Journalists across Europe held events yesterday to mark European Federation of Journalists' Stand Up For Journalism day.
So it seemed like a particularly apt moment to deliver the Save Our Sources petition to the Interception of Communications Commissioner's Office.
Press Gazette has published more than 70 articles as part of the Save Our Sources campaign – and the issues raised have been widely aired in the rest of the media. Yet, amazingly, some people in positions of powers still don't don't seem to understand what is at stake.
ACPO lead on serious and organised crime, chief constable Mick Creedon, told MPs earlier this week: "I struggle to quite understand what the debate is".
And last month Baroness Williams, speaking for the Government in the House of Lords, appeared to deny that there was any problem at all saying that police requests for communications data are subject to "the most stringent systems anywhere".
Fortunately, these individuals are now in the minority. And having delivered the Press Gazette petition in person to head of the Interception of Communications Commissioner's Office Joanna Cavan I am certain that her office is aware of the huge concerns about police spying on journalists and the issues at stake.
The IOCCO is currently carrying out an inquiry into police use of the Regulation of Investigatory Powers Act against journalists. It will report by the end of January and then it will be up to the Government to act.
Some 1,250 Press Gazette readers have signed the Save Our Sources petition and more than 300 have given their own reasons about why they are alarmed about police use of RIPA against journalists.
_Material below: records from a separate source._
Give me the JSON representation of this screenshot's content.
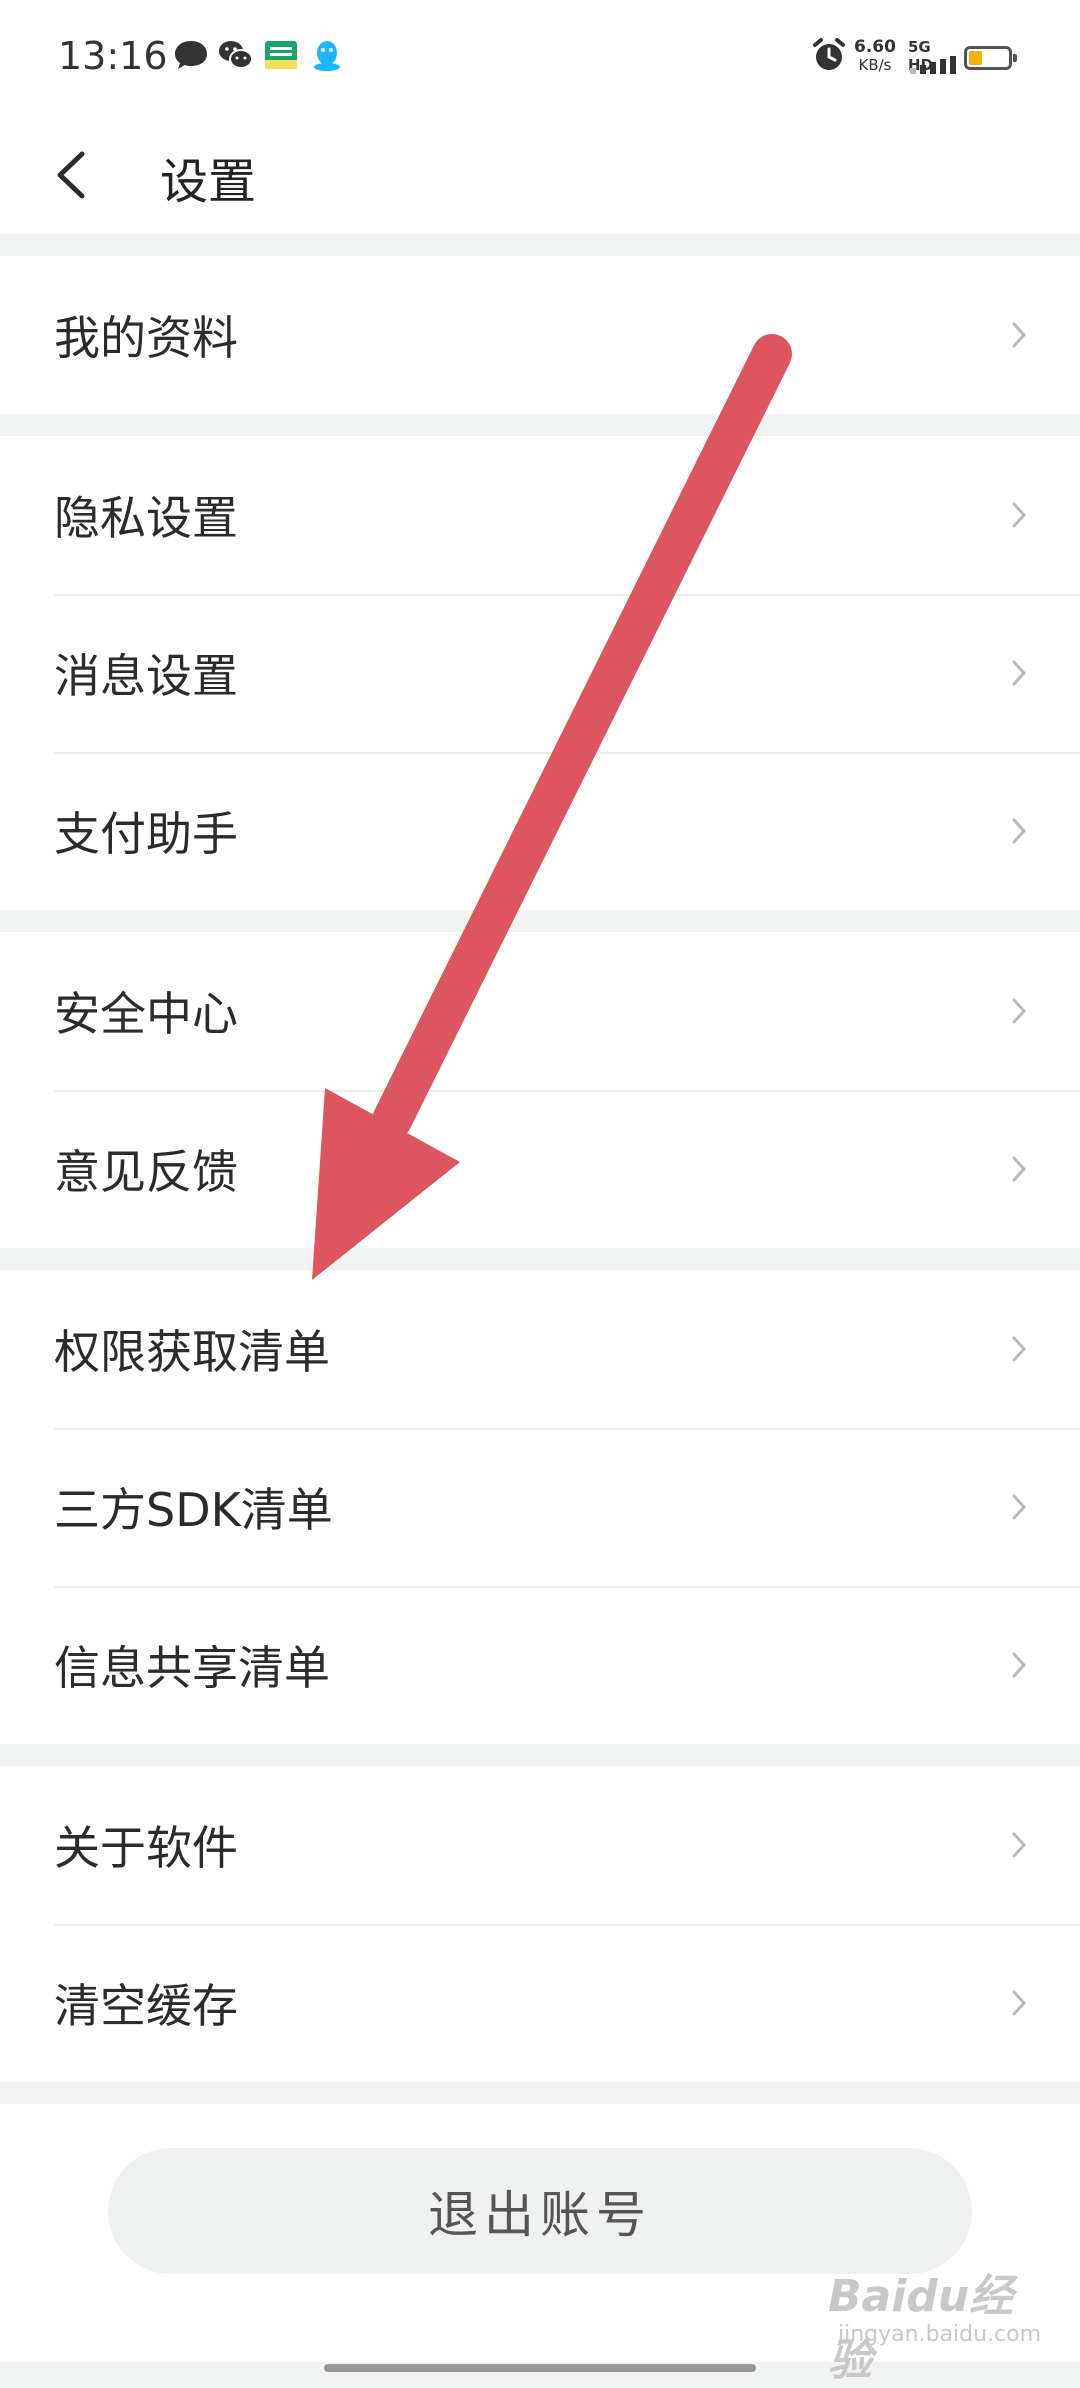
{
  "status_bar": {
    "time": "13:16",
    "net_speed_value": "6.60",
    "net_speed_unit": "KB/s",
    "network_label": "5G HD",
    "battery_level_percent": 35,
    "icons": [
      "message-bubble-icon",
      "wechat-icon",
      "app-badge-icon",
      "qq-penguin-icon",
      "alarm-icon",
      "signal-icon",
      "battery-icon"
    ]
  },
  "header": {
    "title": "设置",
    "back_icon": "chevron-left-icon"
  },
  "groups": [
    {
      "items": [
        {
          "label": "我的资料"
        }
      ]
    },
    {
      "items": [
        {
          "label": "隐私设置"
        },
        {
          "label": "消息设置"
        },
        {
          "label": "支付助手"
        }
      ]
    },
    {
      "items": [
        {
          "label": "安全中心"
        },
        {
          "label": "意见反馈"
        }
      ]
    },
    {
      "items": [
        {
          "label": "权限获取清单"
        },
        {
          "label": "三方SDK清单"
        },
        {
          "label": "信息共享清单"
        }
      ]
    },
    {
      "items": [
        {
          "label": "关于软件"
        },
        {
          "label": "清空缓存"
        }
      ]
    }
  ],
  "logout": {
    "label": "退出账号"
  },
  "watermark": {
    "main": "Baidu经验",
    "sub": "jingyan.baidu.com"
  },
  "colors": {
    "background": "#f1f3f3",
    "surface": "#ffffff",
    "text": "#2b2b2b",
    "chevron": "#b8b8b8",
    "annotation_arrow": "#dc555f",
    "battery_fill": "#f2b400"
  }
}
I have yet to meet a single journalist, or non journalist, of any political persuasion who thinks it is a good thing for the police to be able to secretly view the phone records of law-abiding journalists and their sources.
Here is a copy of the letter which I submitted to Interception Commissioner Sir Paul Kennedy along with the 1,250 names on the petition, and the dossier of comments provided by petitioners.
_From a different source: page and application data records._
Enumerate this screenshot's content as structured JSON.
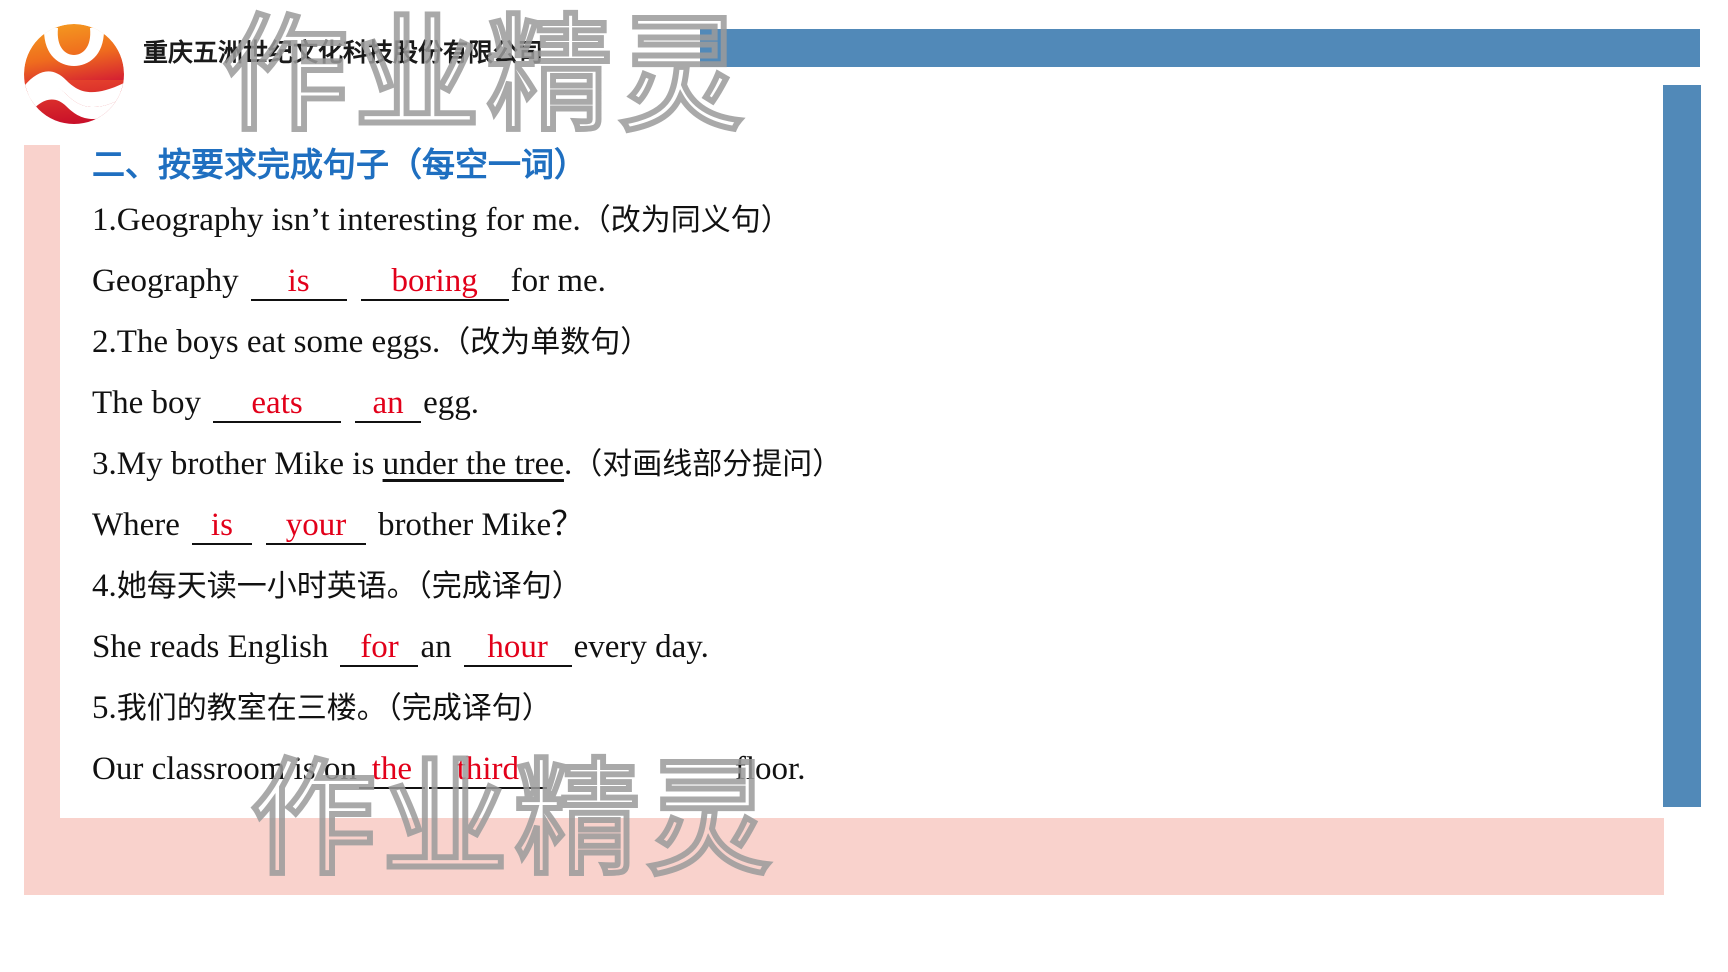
{
  "header": {
    "company_name": "重庆五洲世纪文化科技股份有限公司",
    "logo_icon": "sun-wave-logo-icon",
    "accent_blue": "#5189B8",
    "accent_pink": "#F9D2CC"
  },
  "watermark": {
    "text_top": "作业精灵",
    "text_bottom": "作业精灵"
  },
  "exercise": {
    "section_title": "二、按要求完成句子（每空一词）",
    "title_color": "#1F6FC0",
    "answer_color": "#E2001A",
    "items": [
      {
        "number": "1.",
        "prompt_en": "Geography isn’t interesting for me.",
        "prompt_cn": "（改为同义句）",
        "answer_prefix": "Geography",
        "blank1": "is",
        "blank2": "boring",
        "answer_suffix": "for me."
      },
      {
        "number": "2.",
        "prompt_en": "The boys eat some eggs.",
        "prompt_cn": "（改为单数句）",
        "answer_prefix": "The boy",
        "blank1": "eats",
        "blank2": "an",
        "answer_suffix": "egg."
      },
      {
        "number": "3.",
        "prompt_en_pre": "My brother Mike is ",
        "prompt_en_underlined": "under the tree",
        "prompt_en_post": ".",
        "prompt_cn": "（对画线部分提问）",
        "answer_prefix": "Where",
        "blank1": "is",
        "blank2": "your",
        "answer_suffix": "brother Mike？"
      },
      {
        "number": "4.",
        "prompt_cn_full": "她每天读一小时英语。（完成译句）",
        "answer_prefix": "She reads English",
        "blank1": "for",
        "answer_middle": "an",
        "blank2": "hour",
        "answer_suffix": "every day."
      },
      {
        "number": "5.",
        "prompt_cn_full": "我们的教室在三楼。（完成译句）",
        "answer_prefix": "Our classroom is on",
        "blank1": "the",
        "blank2": "third",
        "answer_suffix": "floor."
      }
    ]
  }
}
Dear Sir Paul Kennedy,
I would like to invite you to read Press Gazette’s Save Our Sources coverage which is all available here: snipurl.com/saveoursources
We believe use of RIPA against The Sun and Tom Newton Dunn in particular, and by Suffolk Police against Mark Bulstrode in 2006 (snipurl.com/bulstrode), were clear breaches of their Article 10 rights.
Neither the journalists nor the sources had broken the law.
In the case of Kent Police and the Mail on Sunday in 2012, neither of the two journalists targeted by RIPA requests were under suspicion of having broken the law. Yet their telecoms records were evidenced and the source exposed.
We would argue that Constance Briscoe’s offence, of misleading the police, was not sufficiently serious to warrant undermining the confidence that all potential whistleblowers and sources will have in contacting newspapers and journalists in future.
By undermining the sanctity and confidentiality of whistleblowers and sources we make it more likely that scandals will go unreported in the future.
The Rotherham child abuse scandal, the Mid Staffs NHS Trust scandal, MPs’ expenses and phone-hacking were all exposed with the help of public sector whistleblowers
I sincerely believe that if we do not do all we can to protect the confidentiality of such sources we will be severely undermining our democracy and our free society.
According to HMIC, UK police forces conducted 302 leak inquiries in the five years to the Leveson Inqury (2011/2012). We believe RIPA telecoms requests may have been made in many of these cases.
We would argue that a public employee contacting a journalist through unofficial channels may be a disciplinary matter, but it is not a criminal one (particularly if no money has changed hands).
Again we would argue that it is clear breach of Article 10.
I do hope your investigation will establish how many times police have used RIPA against journalists and news organisations in order to identify confidential sources. And I hope you will also weigh the public interest considerations under Article 10, which as you know gives the highest protection to confidential communications between journalists and their sources.
Dominic Ponsford, editor
John Carpenter House, John Carpenter Street, London, EC4Y 0AN.